If you’ve spent any time at all with FHFG, you already know Joyce Sauber. She’s the gracious lady serving refreshments at the garden tour, or giving wise counsel at a FHFG board meeting (since the 1990s!), or explaining about the early history of Forest Grove and Gales Creek to those newcomers in the corner. She’s an indispensable part of the FHFG organization, and when she murmurs it’s about time for her to step down from the board, the rest of the board members all frantically try to explain to her things just wouldn’t be the same without her. Joyce is one of a kind.
One of Joyce’s earliest memories was going outdoors on a beautiful sunny February day, and deciding (at the age of three or four) that since the sun was shining, it would be a good time to dip her toes into the ‘crick’ right near her house.
“Oh, those beautiful February days,” she said, reminiscing with a smile. “And my feet turned blue, that water was so cold!”
The water has always called to her and to her family; for 37 years her family had a second house at Netarts on the Oregon coast. Joyce, her husband Bill, and her children, Janet and Jill, became experts at finding agates along the shore, although she noted it’s a lot harder to find them these days.
When Joyce was young, she received her education in a two-room schoolhouse in Gales Creek. During World War II, most of the teachers were working for the war effort, and the quality of schooling suffered. Luckily, along came Jennie Ranes, the fourth-grade teacher who managed to pack four years of important learning into one. The school was later named for her.
Jennie also taught Joyce many life lessons that became part of her work ethic. One day, Joyce visited Mrs. Ranes, who lived very near. She watched the lady churning butter, which looked like fun. “Can I do that? Can I do that?” begged Joyce. “Well, yes,” replied the teacher, “but if you start, you must finish.” After some “Oh, but I’m tired” attempts to stop, Joyce learned Mrs. Ranes was serious: once you started a task, it was necessary to complete it. Still, the sugar cookies with gooseberry jam the little girl could smell clear across the field were enough to lure her back again and again.
Joyce’s high school in Forest Grove was made up of students from all over the area. The students were very close and remain so. Joyce still hosts school reunions in her backyard every year.
After graduation, Joyce went to San Francisco to study to become a dental assistant….a new vocation at that time.
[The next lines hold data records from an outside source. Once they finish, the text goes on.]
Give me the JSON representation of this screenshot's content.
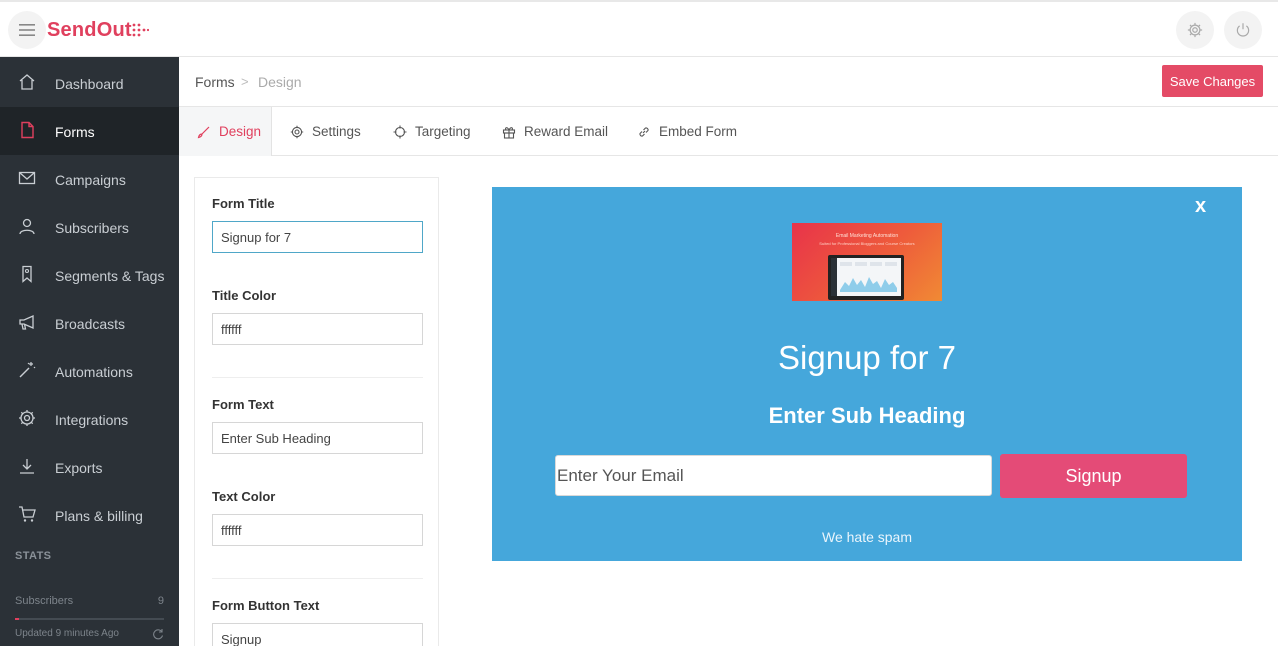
{
  "app": {
    "logo": "SendOut",
    "brand_color": "#e0405e"
  },
  "sidebar": {
    "items": [
      {
        "label": "Dashboard",
        "icon": "home-icon"
      },
      {
        "label": "Forms",
        "icon": "document-icon",
        "active": true
      },
      {
        "label": "Campaigns",
        "icon": "envelope-icon"
      },
      {
        "label": "Subscribers",
        "icon": "user-icon"
      },
      {
        "label": "Segments & Tags",
        "icon": "bookmark-icon"
      },
      {
        "label": "Broadcasts",
        "icon": "megaphone-icon"
      },
      {
        "label": "Automations",
        "icon": "magic-wand-icon"
      },
      {
        "label": "Integrations",
        "icon": "gear-icon"
      },
      {
        "label": "Exports",
        "icon": "download-icon"
      },
      {
        "label": "Plans & billing",
        "icon": "cart-icon"
      }
    ],
    "stats": {
      "title": "STATS",
      "subscribers_label": "Subscribers",
      "subscribers_value": "9",
      "updated": "Updated 9 minutes Ago"
    }
  },
  "breadcrumb": {
    "parent": "Forms",
    "current": "Design",
    "separator": ">"
  },
  "toolbar": {
    "save_label": "Save Changes"
  },
  "tabs": [
    {
      "label": "Design",
      "icon": "brush-icon",
      "active": true
    },
    {
      "label": "Settings",
      "icon": "gear-icon"
    },
    {
      "label": "Targeting",
      "icon": "crosshair-icon"
    },
    {
      "label": "Reward Email",
      "icon": "gift-icon"
    },
    {
      "label": "Embed Form",
      "icon": "link-icon"
    }
  ],
  "form": {
    "title_label": "Form Title",
    "title_value": "Signup for 7",
    "title_color_label": "Title Color",
    "title_color_value": "ffffff",
    "text_label": "Form Text",
    "text_value": "Enter Sub Heading",
    "text_color_label": "Text Color",
    "text_color_value": "ffffff",
    "button_text_label": "Form Button Text",
    "button_text_value": "Signup"
  },
  "preview": {
    "close": "x",
    "title": "Signup for 7",
    "subheading": "Enter Sub Heading",
    "email_placeholder": "Enter Your Email",
    "button": "Signup",
    "footer": "We hate spam",
    "image_heading": "Email Marketing Automation",
    "image_sub": "Suited for Professional Bloggers and Course Creators",
    "bg_color": "#45a7db",
    "button_color": "#e44b77"
  }
}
She still remembers going into the city by bus, registering for school, and finding a place to live, all in one day. Remembering how daunting San Francisco was at first, she laughed.
“I was just a young girl from Gales Creek, remember.”
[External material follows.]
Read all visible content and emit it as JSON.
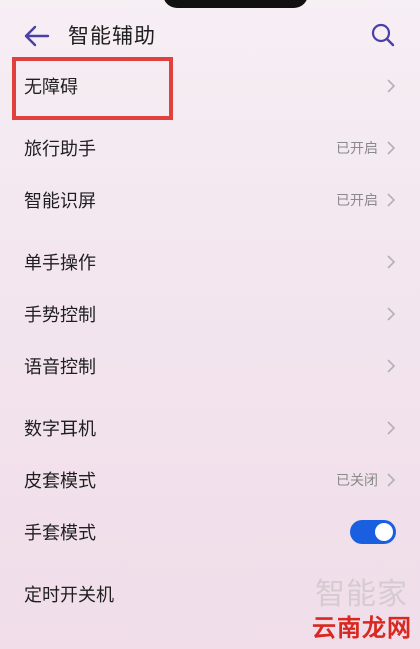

Joyce worked as a dental assistant for 39 years. Because all three of the dentists she worked for were advocates of preventive dentistry, Joyce did her postgraduate study in the field, and she is very pleased three of the children she taught became dental hygienists, and one a Forest Grove dentist.
Joyce met her husband Bill when they were in high school, but they did not immediately start dating. When Bill asked Joyce’s best friend if Joyce would go out with him, Joyce told her friend a simple “No.” Bill was persistent, though, and before long they began dating.
After a few months, Bill left for the Army. When he came home at Christmas, they became engaged and were married the following October. They had been married for 55 years when he died in 2012. One of Joyce’s proudest accomplishments is her family. Her smile widens every time she mentions Brandon, Alex, and Grant, her three grandsons, and Madelynn, her great-granddaughter.
The list of Joyce’s accomplishments would fit a small atlas, but I’ll name just a few. She is a gifted writer; she wrote for the Hillsboro Argus for 30 years, and the News-Times for many years as well. She has been a Campfire Girls leader, president of the Gales Creek Garden Club, and she has always been involved with programs that promote reading. To this day, she’s at the Gales Creek school library every Wednesday evening from 6:30 – 8:30 p.m., keeping the library open for the children, even though the school is closed. Joyce is hopeful the school will re-open in the next few years, but meanwhile, she is determined to keep the library going.
History has always been one of her passions, and Joyce willingly shares stories from her family’s days on the Oregon Trail (the Shorbs came from Maryland to Kansas to Oregon in 1864, and the Armstrong-Lambersons came to Sauvie Island on the Trail in 1846.) Joyce still owns the large family Bible, a wicker rocking chair, a coal-oil lantern, and a copy of the wagon master’s diary from those trips.
One of Joyce’s dreams is to be able to watch children learning about their heritage at a fully-restored A.T. Smith house museum. As she noted quietly, “We have to treasure the history that we have because it is so valuable.” Another treasure she truly appreciates is her relationships, some going back to her childhood. “I am so fortunate to have lots of friends, and my long-term friendships are a true blessing.” Well, coming from all of us who know her, we consider Joyce to be a true blessing too.
About Diane Morris
Diane is a memmber of Friends of Historic Forest Grove